The National Science Foundation has awarded a $92,000 grant to Cabrini College to support the project, "Collaborative Research-Watershed Citizenship Learning Community."
The two-year grant—which begins in Feb. 2009—will be used for course development, supplies and equipment supporting two courses ("Watershed Ecology" and "Watershed Citizenship"); the students in these courses will make up the Learning Community. Working with the Stroud Water Research Center in Avondale, Pa., students will conduct stream experiments, including innovative DNA barcoding studies, and more traditional stream chemistry studies in "Watershed Ecology."
In "Watershed Citizenship," students will gain an appreciation of the psychology of environmental choices people make and work with community members on best practices in storm water management.

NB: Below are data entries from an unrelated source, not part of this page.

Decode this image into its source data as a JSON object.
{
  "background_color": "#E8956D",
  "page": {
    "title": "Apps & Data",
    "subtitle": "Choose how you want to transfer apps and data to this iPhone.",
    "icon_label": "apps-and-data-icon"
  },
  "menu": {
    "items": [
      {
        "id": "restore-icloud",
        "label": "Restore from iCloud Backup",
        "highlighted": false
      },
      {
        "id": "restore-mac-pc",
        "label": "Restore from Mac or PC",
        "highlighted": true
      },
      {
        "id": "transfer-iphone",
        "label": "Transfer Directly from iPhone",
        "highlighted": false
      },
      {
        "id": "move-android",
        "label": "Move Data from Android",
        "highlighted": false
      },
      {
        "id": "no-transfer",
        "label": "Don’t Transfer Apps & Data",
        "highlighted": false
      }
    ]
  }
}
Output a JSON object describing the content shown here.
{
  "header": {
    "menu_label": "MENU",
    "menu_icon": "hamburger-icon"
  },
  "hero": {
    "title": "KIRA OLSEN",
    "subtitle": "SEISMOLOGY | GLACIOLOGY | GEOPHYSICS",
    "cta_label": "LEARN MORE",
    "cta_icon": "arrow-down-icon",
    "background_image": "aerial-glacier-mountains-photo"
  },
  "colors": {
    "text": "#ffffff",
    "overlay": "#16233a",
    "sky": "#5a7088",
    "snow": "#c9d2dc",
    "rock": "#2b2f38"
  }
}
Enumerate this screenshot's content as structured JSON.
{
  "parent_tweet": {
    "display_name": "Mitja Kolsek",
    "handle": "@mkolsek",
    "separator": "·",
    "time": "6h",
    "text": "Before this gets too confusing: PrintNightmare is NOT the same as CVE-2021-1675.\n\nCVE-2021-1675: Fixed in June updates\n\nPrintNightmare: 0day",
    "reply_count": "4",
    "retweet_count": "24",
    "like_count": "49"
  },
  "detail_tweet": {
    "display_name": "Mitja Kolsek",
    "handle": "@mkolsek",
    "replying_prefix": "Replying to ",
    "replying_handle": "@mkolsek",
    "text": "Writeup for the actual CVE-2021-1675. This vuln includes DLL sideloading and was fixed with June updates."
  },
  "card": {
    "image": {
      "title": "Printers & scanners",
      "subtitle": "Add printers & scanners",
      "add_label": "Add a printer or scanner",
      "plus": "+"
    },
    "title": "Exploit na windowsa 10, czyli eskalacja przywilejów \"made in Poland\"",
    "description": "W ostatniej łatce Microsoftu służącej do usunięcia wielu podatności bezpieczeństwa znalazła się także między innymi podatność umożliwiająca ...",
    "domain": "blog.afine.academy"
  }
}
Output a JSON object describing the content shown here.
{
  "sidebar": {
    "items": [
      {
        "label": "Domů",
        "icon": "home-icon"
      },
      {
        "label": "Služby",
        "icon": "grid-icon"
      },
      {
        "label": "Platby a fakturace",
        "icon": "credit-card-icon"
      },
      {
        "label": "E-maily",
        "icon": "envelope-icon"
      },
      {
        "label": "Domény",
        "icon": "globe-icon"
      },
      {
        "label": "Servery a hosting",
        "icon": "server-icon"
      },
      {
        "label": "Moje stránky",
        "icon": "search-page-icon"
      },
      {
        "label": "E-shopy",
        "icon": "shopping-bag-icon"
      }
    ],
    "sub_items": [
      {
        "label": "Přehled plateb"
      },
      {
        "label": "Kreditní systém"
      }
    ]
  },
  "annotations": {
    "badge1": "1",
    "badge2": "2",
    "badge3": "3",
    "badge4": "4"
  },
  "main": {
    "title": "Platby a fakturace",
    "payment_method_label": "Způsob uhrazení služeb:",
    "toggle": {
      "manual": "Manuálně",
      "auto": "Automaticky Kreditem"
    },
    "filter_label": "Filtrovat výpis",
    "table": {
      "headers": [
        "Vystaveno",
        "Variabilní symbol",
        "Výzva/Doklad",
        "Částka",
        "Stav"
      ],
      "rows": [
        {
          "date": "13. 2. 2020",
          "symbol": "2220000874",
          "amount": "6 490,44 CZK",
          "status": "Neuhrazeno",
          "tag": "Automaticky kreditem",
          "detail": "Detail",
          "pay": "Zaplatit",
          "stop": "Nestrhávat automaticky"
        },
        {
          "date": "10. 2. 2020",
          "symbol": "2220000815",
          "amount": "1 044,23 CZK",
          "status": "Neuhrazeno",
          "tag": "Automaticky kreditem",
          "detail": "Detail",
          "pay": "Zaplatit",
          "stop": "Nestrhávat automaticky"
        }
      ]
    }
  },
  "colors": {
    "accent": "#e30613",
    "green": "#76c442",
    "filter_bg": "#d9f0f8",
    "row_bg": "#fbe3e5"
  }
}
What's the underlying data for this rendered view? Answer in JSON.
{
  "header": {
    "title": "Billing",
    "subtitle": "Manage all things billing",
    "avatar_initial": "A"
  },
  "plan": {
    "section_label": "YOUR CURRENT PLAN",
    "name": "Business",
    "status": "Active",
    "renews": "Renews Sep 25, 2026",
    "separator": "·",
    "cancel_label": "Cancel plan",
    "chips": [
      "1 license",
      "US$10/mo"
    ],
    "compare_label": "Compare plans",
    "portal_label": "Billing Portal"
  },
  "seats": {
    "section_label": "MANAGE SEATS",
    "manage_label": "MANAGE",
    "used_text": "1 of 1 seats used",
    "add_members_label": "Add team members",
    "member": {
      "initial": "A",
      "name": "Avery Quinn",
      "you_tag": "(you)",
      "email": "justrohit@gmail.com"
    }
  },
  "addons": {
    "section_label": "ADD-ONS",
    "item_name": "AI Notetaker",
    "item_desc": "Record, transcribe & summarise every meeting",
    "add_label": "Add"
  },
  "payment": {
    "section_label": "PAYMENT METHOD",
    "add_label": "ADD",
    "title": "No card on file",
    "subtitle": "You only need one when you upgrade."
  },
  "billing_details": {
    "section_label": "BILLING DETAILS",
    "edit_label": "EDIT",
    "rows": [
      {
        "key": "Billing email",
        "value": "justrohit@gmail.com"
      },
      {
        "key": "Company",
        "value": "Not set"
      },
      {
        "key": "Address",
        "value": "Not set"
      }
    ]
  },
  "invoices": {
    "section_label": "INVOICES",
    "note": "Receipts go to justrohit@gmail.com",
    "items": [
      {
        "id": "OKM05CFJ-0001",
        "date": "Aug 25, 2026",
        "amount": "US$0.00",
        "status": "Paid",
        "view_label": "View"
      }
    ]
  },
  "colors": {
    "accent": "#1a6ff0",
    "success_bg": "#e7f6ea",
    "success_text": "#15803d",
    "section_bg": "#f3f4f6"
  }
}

The project, which builds on the Crabby Creek Stream Monitoring Project, is directed by Cabrini faculty members Dr. David Dunbar, associate professor of biology; Dr. Melissa Terlecki, assistant professor of psychology; Dr. Caroline Nielsen, assistant professor of biology; and Dr. Susan Gill, education director of the Stroud Water Research Center. The Crabby Creek project began in 2007 with funding from the Environmental Protection Agency. Crabby Creek is a tributary of Valley Creek, and runs through Tredyffrin Township.
"By integrating these students into a community of citizen scientists," said Dr. Dunbar, "we expect to engender a sustainable interest in local and global environmental issues, specifically those related to water. We will also stress the complex nature that the solution of environmental issues demands."
Students will work with the Valley Creek Restoration Partnership in creating environmental educational packets. Students will be involved in Crabby Creek Earth Day events sponsored by Cabrini College and the Restoration Partnership in Chester County, and invite the Crabby Creek community to collaborate with them on work on the watershed project.
The stream monitoring project began in 2007 with funding from the Environmental Protection Agency. The Crabby Creek project has provided opportunities for environmental studies and research for students majoring in biology and psychology, while education students have used the project to provide environmental science outreach for K-12 students in local school districts during the College's Science on Saturday programs.
Representatives from the Stroud Water Research Center will teach parts of both courses. Stroud is an innovative institute that educates citizens on watershed issues and ways homeowners can improve local watershed quality by practicing watershed principles.